Doug Hoyes: Yeah but when he gets out of university, he will have practiced this for years and years and years.
Gail Vaz-Oxlade: Absolutely. And this is the thing I say to parents, why would you want your children to fail where they're not safe? Far better they have the opportunity to try and they will bruise their knees from time to time. And that's okay, then you have a discussion about how they're going to fix the problem. You don’t rush in with your cheque book.
Doug Hoyes: And do you - I mean obviously you believe in having an allowance for a child and you said an allowance is what I would have been spending on your clothing anyways, I'm going to give you that money give or take. What about actually paying children for chores they do. Do you believe in that or not?
Gail Vaz-Oxlade: Well, I'm of two minds on the chore issue. The first is that the chores that kids normally do around the house they should not be paid for because nobody pays me to cook them dinner.
Doug Hoyes: They're part of the family, they have to contribute.
Gail Vaz-Oxlade: Absolutely. But if you want to find a way to put more money in their hands so that they can achieve some goals that they're really working towards, then you can create a honey do list with dollar values attached to the things you want them to do around the house. So, if I had a cat I would be more than happy to pay my kid to clean the cat litter; I'm not going anywhere near that box.
Doug Hoyes: I got you. So, doing the dishes every night, that's something we've all got to do. But cleaning out the gutters or cleaning the cat litter or whatever, well, okay that's kind of over and above. That's something you would potentially consider paying them an allowance for.
Gail Vaz-Oxlade: Absolutely. Anything I would be willing to pay someone else to do, I'm happy to pay my kids to do.
Doug Hoyes: Excellent. Well, that's an excellent perspective on it. You've got to start them young and then they learn how to do it.
Gail Vaz-Oxlade: Absolutely, get lots of practice.
Doug Hoyes: Great, thanks very much, Gail. I appreciate you being on the show today. That was Gail Vaz-Oxlade, talking about her new book, Money Talks: When to Say Yes and How to Say No. It's available at fine book stores everywhere. It's available at Amazon and other places that you buy books. There is apparently also a Kindle version if that's how you prefer to consume it.
So, you can go to hoyes.com and the show notes have links to all that information including to Gail's website. So, check out the new book Money Talks. That was the Let's Get Started segment; I'll be right back to wrap it up right here on Debt Free in 30.
Doug Hoyes: Welcome back, it's time for the 30 second recap of what we discussed today.
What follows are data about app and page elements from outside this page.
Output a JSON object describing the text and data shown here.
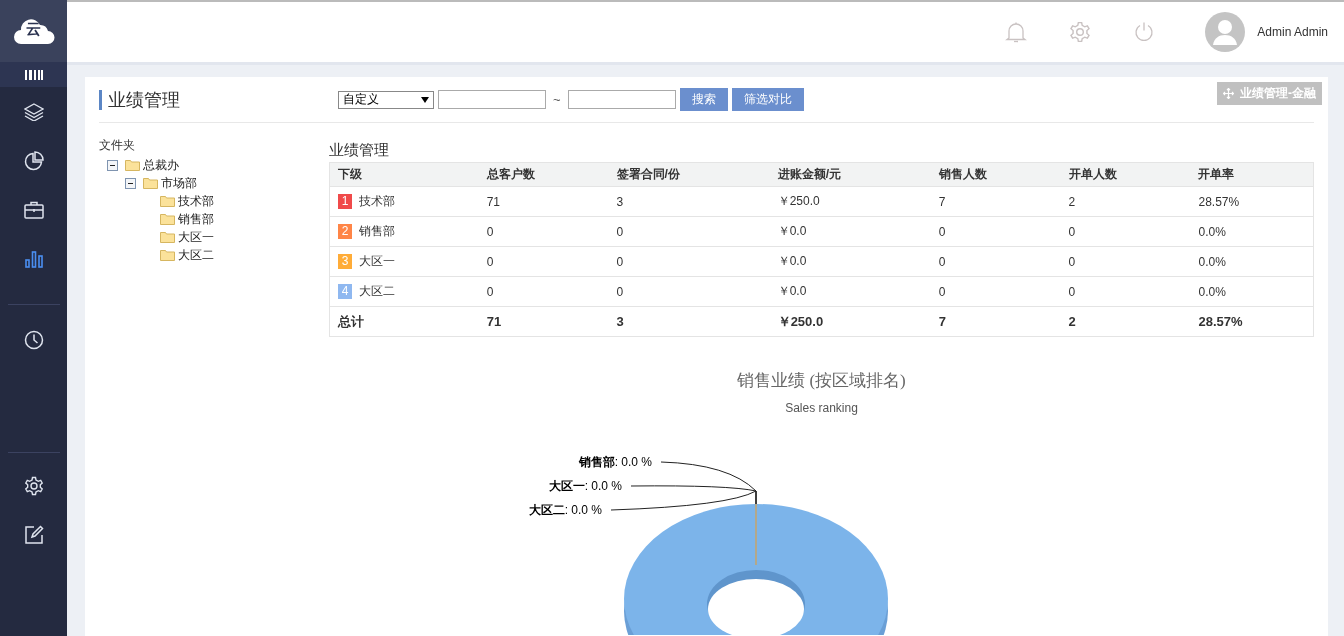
{
  "sidebar": {
    "logo_text": "云",
    "items": [
      {
        "kind": "barcode",
        "selected": false
      },
      {
        "kind": "layers",
        "selected": false
      },
      {
        "kind": "pie",
        "selected": false
      },
      {
        "kind": "briefcase",
        "selected": false
      },
      {
        "kind": "bars",
        "selected": true
      },
      {
        "kind": "clock",
        "selected": false
      },
      {
        "kind": "gear",
        "selected": false
      },
      {
        "kind": "edit",
        "selected": false
      }
    ]
  },
  "header": {
    "user_name": "Admin Admin"
  },
  "page": {
    "title": "业绩管理",
    "period_select": "自定义",
    "date_separator": "~",
    "buttons": [
      "搜索",
      "筛选对比"
    ],
    "tag": "业绩管理-金融"
  },
  "tree": {
    "label": "文件夹",
    "nodes": [
      {
        "name": "总裁办",
        "expanded": true,
        "children": [
          {
            "name": "市场部",
            "expanded": true,
            "children": [
              {
                "name": "技术部"
              },
              {
                "name": "销售部"
              },
              {
                "name": "大区一"
              },
              {
                "name": "大区二"
              }
            ]
          }
        ]
      }
    ]
  },
  "table": {
    "title": "业绩管理",
    "columns": [
      "下级",
      "总客户数",
      "签署合同/份",
      "进账金额/元",
      "销售人数",
      "开单人数",
      "开单率"
    ],
    "rows": [
      {
        "rank": "1",
        "color": "#f04a4a",
        "cells": [
          "技术部",
          "71",
          "3",
          "￥250.0",
          "7",
          "2",
          "28.57%"
        ]
      },
      {
        "rank": "2",
        "color": "#ff8547",
        "cells": [
          "销售部",
          "0",
          "0",
          "￥0.0",
          "0",
          "0",
          "0.0%"
        ]
      },
      {
        "rank": "3",
        "color": "#ffac38",
        "cells": [
          "大区一",
          "0",
          "0",
          "￥0.0",
          "0",
          "0",
          "0.0%"
        ]
      },
      {
        "rank": "4",
        "color": "#8fb8f0",
        "cells": [
          "大区二",
          "0",
          "0",
          "￥0.0",
          "0",
          "0",
          "0.0%"
        ]
      }
    ],
    "total": [
      "总计",
      "71",
      "3",
      "￥250.0",
      "7",
      "2",
      "28.57%"
    ]
  },
  "chart": {
    "title": "销售业绩 (按区域排名)",
    "subtitle": "Sales ranking",
    "labels": [
      {
        "name": "销售部",
        "value": ": 0.0 %"
      },
      {
        "name": "大区一",
        "value": ": 0.0 %"
      },
      {
        "name": "大区二",
        "value": ": 0.0 %"
      }
    ]
  }
}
On today's show Gail Vaz-Oxlade told us about her new book, Money Talks: When to Say Yes and How to Say No, where she presents dozens of examples of how to talk to friends and family members about money. That's the 30 second recap of what we discussed today.
As Gail said during the show, she's written books in the past about the process of budgeting and money management but his book is entirely about helping you see your situation through stories that reflect what you may be experiencing. Her hope is that by recognizing your situation you could learn the actual words to say to negotiate a solution. That's a subject that I don’t think has been covered in any current book about money so it should be a great help to many people dealing with money problems.
That's our show for today. Full show notes are available on our website including links to Gail's website and information on where you can buy her new book. So please go to our website at hoyes.com for more information. Thanks for listening, until next week, I'm Doug Hoyes. That was Debt Free in 30.